Cold weather


Still waiting for more snow. Now it is supposed to come from the north. I hope this fella and his pals will be taken into a stable at night.
Because the charges for gas are so high these days, everyone in the UK is using it gently for central heating. Shops are selling blankets with arms, and sleep suits, with feet built-in, for adults.
It serves to remind us all how our historical characters survived life in stone castles and miserable hovels in the countryside, with inadequate food and clothing. Times when a young person might be used as a bedwarmer, when old people sat in the inglenook to stay warm. I can remember coal fires, which scorched your face and shins while your back froze in the draft from the door. Going from the heated living room into the unheated hall and kitchen to make a cup of tea was a shivery shock to the system. If you'd forgotten to bring in coal for the fire, then going outside to get more from the coalhouse was a heroes's task - and usually fell to Father. Funny how most of the really nasty tasks still get left to men - ! Waking up to ice on the inside of windows and arctic bathrooms....but at least we had glass in the windows. I suppose communal living in ancient days was one way of keeping warm in winter. Makes me feel glad for the things we have today - thermal underwear and fleeces, heavy jackets and gloves, weatherproof boots and an easy place to get food as often as we need it without the men going out hunting for it. We've a lot to be thankful for in these days of easy living.
But I wish my laptop would stop trying to second guess the word I'm about to use because it is coming up with some odd choices. If I hadn't read this post back, I'd have left the word scorned in place instead of scorched.

1 comment:

Anne Gilbert said...

Jen, I had similar thought a couple of times, right here in Rain City Otherwise Known As Seattle, in some very bad weather, the last few years.

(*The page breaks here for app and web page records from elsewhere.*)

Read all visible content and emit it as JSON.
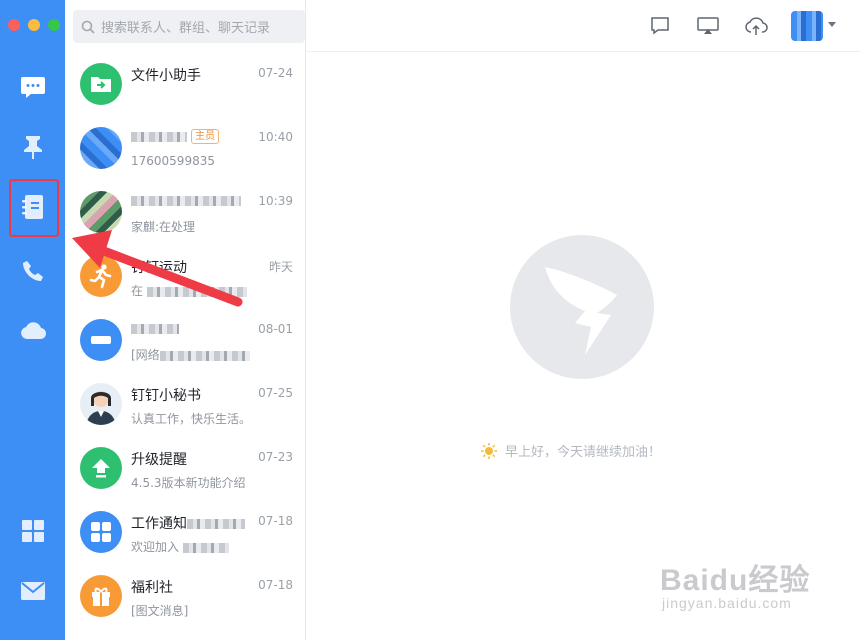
{
  "search": {
    "placeholder": "搜索联系人、群组、聊天记录"
  },
  "sidebar": {
    "items": [
      {
        "name": "messages",
        "icon": "chat-bubble-icon"
      },
      {
        "name": "ding",
        "icon": "pin-icon"
      },
      {
        "name": "contacts",
        "icon": "contacts-book-icon",
        "highlighted": true
      },
      {
        "name": "calls",
        "icon": "phone-icon"
      },
      {
        "name": "cloud",
        "icon": "cloud-icon"
      },
      {
        "name": "workbench",
        "icon": "grid-apps-icon"
      },
      {
        "name": "mail",
        "icon": "mail-icon"
      }
    ]
  },
  "conversations": [
    {
      "name": "文件小助手",
      "time": "07-24",
      "preview": "",
      "avatar": "file-transfer-icon",
      "color": "#2fbf71"
    },
    {
      "name": "",
      "tag": "主员",
      "time": "10:40",
      "preview": "17600599835",
      "avatar": "blurred-avatar",
      "color": "#3d8ef5"
    },
    {
      "name": "",
      "time": "10:39",
      "preview": "家麒:在处理",
      "avatar": "blurred-photo-avatar",
      "color": "#6aa36f"
    },
    {
      "name": "钉钉运动",
      "time": "昨天",
      "preview": "在",
      "avatar": "running-icon",
      "color": "#f89b36"
    },
    {
      "name": "",
      "time": "08-01",
      "preview": "[网络",
      "avatar": "blurred-avatar",
      "color": "#3d8ef5"
    },
    {
      "name": "钉钉小秘书",
      "time": "07-25",
      "preview": "认真工作，快乐生活。",
      "avatar": "assistant-photo-avatar",
      "color": "#2c3e50"
    },
    {
      "name": "升级提醒",
      "time": "07-23",
      "preview": "4.5.3版本新功能介绍",
      "avatar": "upgrade-arrow-icon",
      "color": "#2fbf71"
    },
    {
      "name": "工作通知",
      "time": "07-18",
      "preview": "欢迎加入",
      "avatar": "work-notice-icon",
      "color": "#3d8ef5"
    },
    {
      "name": "福利社",
      "time": "07-18",
      "preview": "[图文消息]",
      "avatar": "gift-icon",
      "color": "#f89b36"
    }
  ],
  "toolbar": {
    "icons": [
      "message-icon",
      "screen-cast-icon",
      "cloud-upload-icon"
    ]
  },
  "main": {
    "greeting": "早上好，今天请继续加油！"
  },
  "watermark": {
    "brand": "Baidu经验",
    "url": "jingyan.baidu.com"
  },
  "colors": {
    "sidebar": "#3d8ef5",
    "highlight": "#ea3b46",
    "green": "#2fbf71",
    "orange": "#f89b36"
  }
}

One was a windstorm/rainstorm that knocked power out of most places in the city and surrounding areas for varying lengthos of time. Where I lived, we were "out" three days, due to lots of trees falling down on power lines. There was a flood that killed people, too. I was really forced to think about how medieval people lived in situations like that. Then, last December, we had a snowstorm that essentially shut everything down around here, for about a week, the week before Christmas. Again, one has to wonder how medieval people coped, whether they lived in castles or manor houses, or in huts in the countryside. There was a lot more "outdoor" activity then, too, and not just for men, although men, as now, often did the "heavy" stuff.
Anne G